Handing over the reins

As I hand over the role of Chair to my fellow trustee Philip Whalley and return to the back benches as trustee, it seems like a good time to reflect on the past 3 years working alongside Marianna and her small band of dedicated staff members. I can say with all honesty that in my 30 years as an arts professional, I have rarely encountered such a combination of creative vision and entrepreneurial acumen in one person as I have seen in Marianna. It has been such a pleasure to help her to deliver her vision and support the team of Stuart, Anna and the extended family of extremely dedicated OFA tutors, volunteers and, of course, NOFA players.

As I see it, my role as Chair has divided into three main categories: a) creating and managing an effective Board of trustees, b) fundraising and c) getting pretty involved in the day to day running of the organisation. Whilst I think the first two areas are very much a part of any Chair’s brief, I think it is true to say that the third category whilst not desirable from a Governance point of view, is pretty inevitable in a young, under-resourced and punching-above-its-weight charity. The fact that there is so much overlap with what I do in my “paid” work is probably a further factor but I am proud to think that in future, because of our successes in a) and b), that my successor will be able to play a much more arms-length role leading the Board.

Successes in a) and b) have taken time and I can certainly attest to the fact that fundraising and also Board development take a long time to get right and to start seeing real, long-term rewards. But once they start to come good and you continue to invest time and passion, they keep on giving and there is a real two-way transfer of benefits.
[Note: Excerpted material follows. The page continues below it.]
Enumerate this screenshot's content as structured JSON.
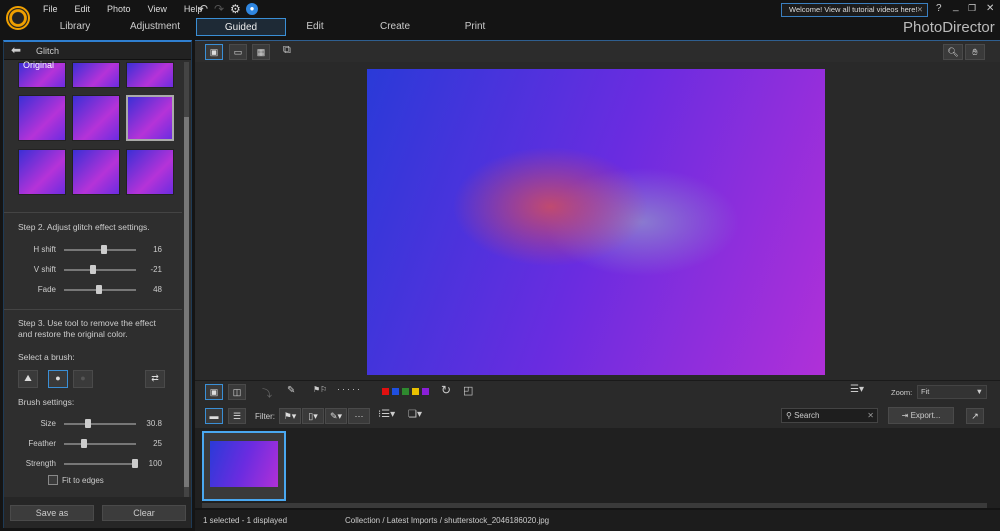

I do believe our funders and our trustees get as much out of the relationship as the charity gets in, in time and money donated.
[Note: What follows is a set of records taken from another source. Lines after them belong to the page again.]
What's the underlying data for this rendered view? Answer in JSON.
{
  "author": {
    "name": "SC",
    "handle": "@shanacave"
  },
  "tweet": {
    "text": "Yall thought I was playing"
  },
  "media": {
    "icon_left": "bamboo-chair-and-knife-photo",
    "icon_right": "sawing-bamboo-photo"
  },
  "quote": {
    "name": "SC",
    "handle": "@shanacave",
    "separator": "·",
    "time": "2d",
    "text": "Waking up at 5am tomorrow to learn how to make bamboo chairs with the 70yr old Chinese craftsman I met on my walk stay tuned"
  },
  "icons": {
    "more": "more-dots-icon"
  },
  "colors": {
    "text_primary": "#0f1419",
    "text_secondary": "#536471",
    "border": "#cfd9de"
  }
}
As a young charity, OFA has been phenomenally successful in raising money, mainly from trusts and individual donors but it is a hungry beast and no sooner had we celebrated one success than we were on to our next challenge and ever higher targets. Trusts are traditionally geared towards a preference for funding projects rather than overheads, and new ones for the most part, so salaries and unsexy running costs are an habitual challenge to fund.
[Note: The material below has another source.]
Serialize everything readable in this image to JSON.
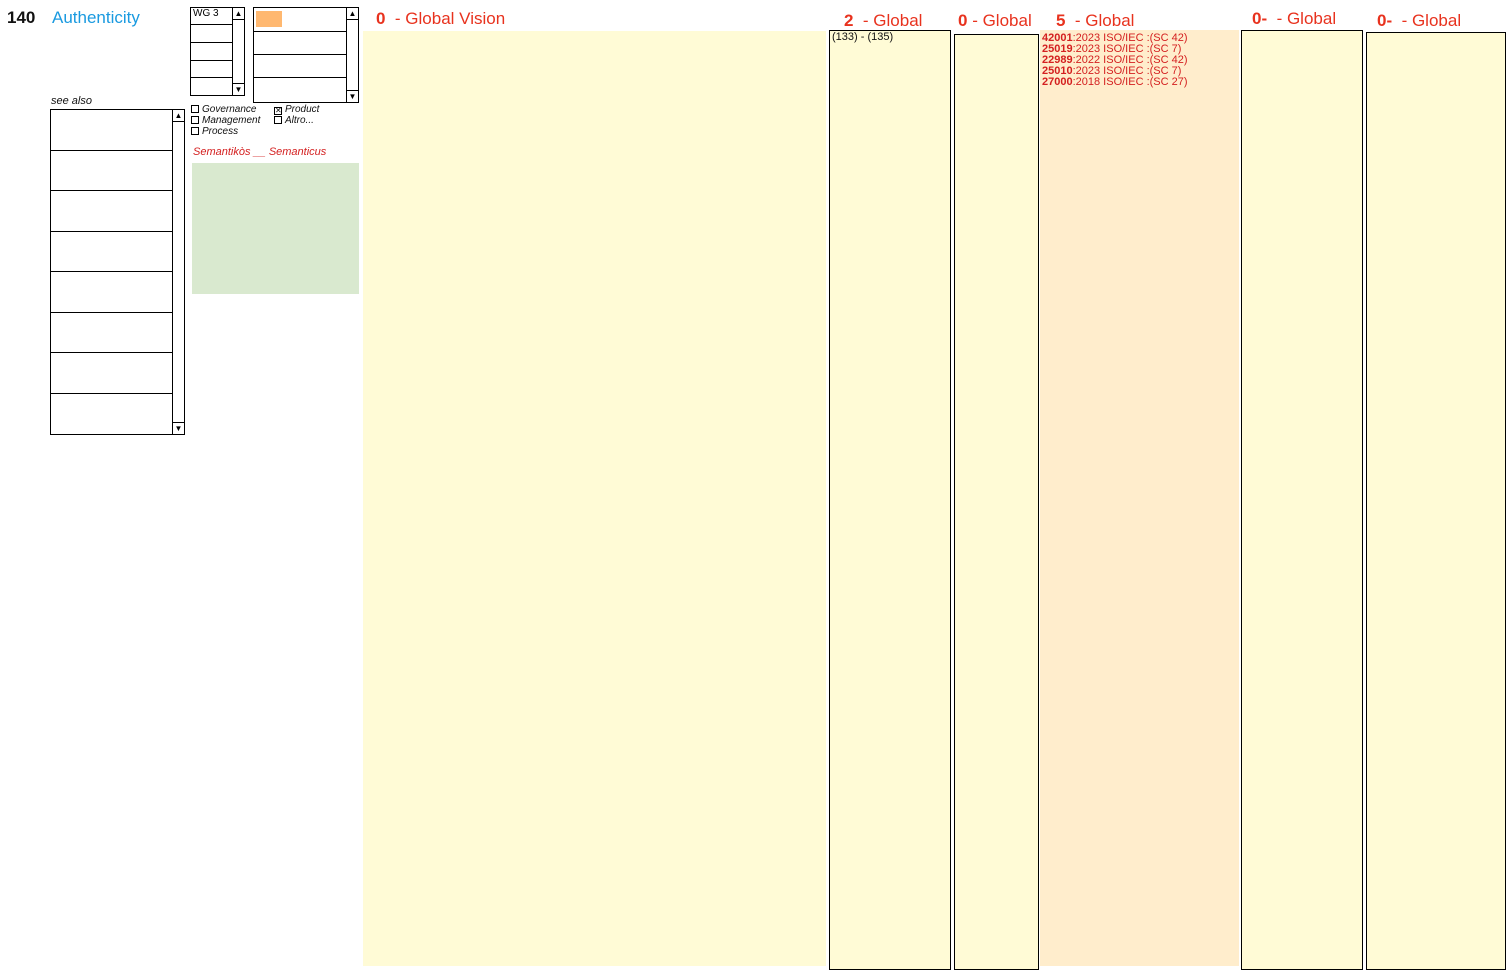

I am delighted to be handing over the reins as Chair at a time when, for the first time, we have achieved the holy grail for a small charity - both Marianna and Stuart’s salaries are funded for the next year by a very visionary trust. This will give the organisation valuable time to stop chasing short-term funding and start bedding down to create long-term financial sustainability and resilience. These words are used so often these days as almost to lose their meaning but you have only to work with an organisation such as OFA to see how incredibly important they are once you get past the first 100m dash. We are now looking forward to the next 5 – 10 years with more confidence than ever before, looking at how we can work with ever more young people and helping them to feel the power of music making with others.